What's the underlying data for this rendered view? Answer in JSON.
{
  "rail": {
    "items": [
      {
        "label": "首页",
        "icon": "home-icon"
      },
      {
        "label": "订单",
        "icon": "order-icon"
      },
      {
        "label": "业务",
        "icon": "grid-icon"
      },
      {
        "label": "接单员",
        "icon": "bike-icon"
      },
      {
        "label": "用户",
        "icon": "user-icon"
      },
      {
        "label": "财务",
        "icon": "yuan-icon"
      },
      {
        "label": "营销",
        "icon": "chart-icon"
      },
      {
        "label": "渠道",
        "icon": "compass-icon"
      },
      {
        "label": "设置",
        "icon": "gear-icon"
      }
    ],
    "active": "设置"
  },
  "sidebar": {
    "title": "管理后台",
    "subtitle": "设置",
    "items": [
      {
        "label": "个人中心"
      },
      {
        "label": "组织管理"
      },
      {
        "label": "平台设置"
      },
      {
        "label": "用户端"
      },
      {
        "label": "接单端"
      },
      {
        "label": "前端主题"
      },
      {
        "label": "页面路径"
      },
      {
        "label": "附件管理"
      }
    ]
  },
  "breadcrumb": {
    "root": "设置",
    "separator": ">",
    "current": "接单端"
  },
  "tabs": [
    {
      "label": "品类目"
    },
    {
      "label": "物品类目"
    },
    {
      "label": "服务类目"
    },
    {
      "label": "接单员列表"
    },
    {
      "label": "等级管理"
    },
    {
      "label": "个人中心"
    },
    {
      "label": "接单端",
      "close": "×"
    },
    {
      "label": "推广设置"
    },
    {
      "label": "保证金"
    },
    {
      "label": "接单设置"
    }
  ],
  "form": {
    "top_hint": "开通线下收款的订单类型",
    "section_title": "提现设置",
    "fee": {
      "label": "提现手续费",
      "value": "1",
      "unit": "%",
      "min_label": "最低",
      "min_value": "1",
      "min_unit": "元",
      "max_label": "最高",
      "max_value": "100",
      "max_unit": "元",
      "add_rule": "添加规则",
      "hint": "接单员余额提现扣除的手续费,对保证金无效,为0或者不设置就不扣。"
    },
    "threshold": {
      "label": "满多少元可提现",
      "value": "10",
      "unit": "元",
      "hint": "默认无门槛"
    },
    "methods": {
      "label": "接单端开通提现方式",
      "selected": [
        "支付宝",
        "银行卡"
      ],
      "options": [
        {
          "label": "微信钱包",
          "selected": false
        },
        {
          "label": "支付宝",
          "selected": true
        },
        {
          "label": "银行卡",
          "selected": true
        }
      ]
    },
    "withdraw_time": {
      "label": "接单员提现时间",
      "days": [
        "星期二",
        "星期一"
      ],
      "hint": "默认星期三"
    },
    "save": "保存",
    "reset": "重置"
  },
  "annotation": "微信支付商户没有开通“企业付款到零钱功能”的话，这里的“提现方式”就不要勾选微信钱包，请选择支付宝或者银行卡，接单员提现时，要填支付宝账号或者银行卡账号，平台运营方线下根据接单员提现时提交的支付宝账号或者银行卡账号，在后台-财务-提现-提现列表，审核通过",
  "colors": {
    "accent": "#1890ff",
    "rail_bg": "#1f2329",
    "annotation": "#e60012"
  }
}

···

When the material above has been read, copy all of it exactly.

What's the underlying data for this rendered view? Answer in JSON.
{
  "rail": {
    "items": [
      {
        "label": "首页",
        "icon": "home-icon"
      },
      {
        "label": "订单",
        "icon": "order-icon"
      },
      {
        "label": "业务",
        "icon": "grid-icon"
      },
      {
        "label": "接单员",
        "icon": "bike-icon"
      },
      {
        "label": "用户",
        "icon": "user-icon"
      },
      {
        "label": "财务",
        "icon": "yuan-icon"
      },
      {
        "label": "营销",
        "icon": "chart-icon"
      },
      {
        "label": "渠道",
        "icon": "compass-icon"
      },
      {
        "label": "设置",
        "icon": "gear-icon"
      }
    ],
    "active": "设置"
  },
  "sidebar": {
    "title": "管理后台",
    "subtitle": "设置",
    "items": [
      {
        "label": "个人中心"
      },
      {
        "label": "组织管理"
      },
      {
        "label": "平台设置"
      },
      {
        "label": "用户端"
      },
      {
        "label": "接单端"
      },
      {
        "label": "前端主题"
      },
      {
        "label": "页面路径"
      },
      {
        "label": "附件管理"
      }
    ]
  },
  "breadcrumb": {
    "root": "设置",
    "separator": ">",
    "current": "接单端"
  },
  "tabs": [
    {
      "label": "品类目"
    },
    {
      "label": "物品类目"
    },
    {
      "label": "服务类目"
    },
    {
      "label": "接单员列表"
    },
    {
      "label": "等级管理"
    },
    {
      "label": "个人中心"
    },
    {
      "label": "接单端",
      "close": "×"
    },
    {
      "label": "推广设置"
    },
    {
      "label": "保证金"
    },
    {
      "label": "接单设置"
    }
  ],
  "form": {
    "top_hint": "开通线下收款的订单类型",
    "section_title": "提现设置",
    "fee": {
      "label": "提现手续费",
      "value": "1",
      "unit": "%",
      "min_label": "最低",
      "min_value": "1",
      "min_unit": "元",
      "max_label": "最高",
      "max_value": "100",
      "max_unit": "元",
      "add_rule": "添加规则",
      "hint": "接单员余额提现扣除的手续费,对保证金无效,为0或者不设置就不扣。"
    },
    "threshold": {
      "label": "满多少元可提现",
      "value": "10",
      "unit": "元",
      "hint": "默认无门槛"
    },
    "methods": {
      "label": "接单端开通提现方式",
      "selected": [
        "支付宝",
        "银行卡"
      ],
      "options": [
        {
          "label": "微信钱包",
          "selected": false
        },
        {
          "label": "支付宝",
          "selected": true
        },
        {
          "label": "银行卡",
          "selected": true
        }
      ]
    },
    "withdraw_time": {
      "label": "接单员提现时间",
      "days": [
        "星期二",
        "星期一"
      ],
      "hint": "默认星期三"
    },
    "save": "保存",
    "reset": "重置"
  },
  "annotation": "微信支付商户没有开通“企业付款到零钱功能”的话，这里的“提现方式”就不要勾选微信钱包，请选择支付宝或者银行卡，接单员提现时，要填支付宝账号或者银行卡账号，平台运营方线下根据接单员提现时提交的支付宝账号或者银行卡账号，在后台-财务-提现-提现列表，审核通过",
  "colors": {
    "accent": "#1890ff",
    "rail_bg": "#1f2329",
    "annotation": "#e60012"
  }
}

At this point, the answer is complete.